** Opening MATERIALS PROVIDED block **

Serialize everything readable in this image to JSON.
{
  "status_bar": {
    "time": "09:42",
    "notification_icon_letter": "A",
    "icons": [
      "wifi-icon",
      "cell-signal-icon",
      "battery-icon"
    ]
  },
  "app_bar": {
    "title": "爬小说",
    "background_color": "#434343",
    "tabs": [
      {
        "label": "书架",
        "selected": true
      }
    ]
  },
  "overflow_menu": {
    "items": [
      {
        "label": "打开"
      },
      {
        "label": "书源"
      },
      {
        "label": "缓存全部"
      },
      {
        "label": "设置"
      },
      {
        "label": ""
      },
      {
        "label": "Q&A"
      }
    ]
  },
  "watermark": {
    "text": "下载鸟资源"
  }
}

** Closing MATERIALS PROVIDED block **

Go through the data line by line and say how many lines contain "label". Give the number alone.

7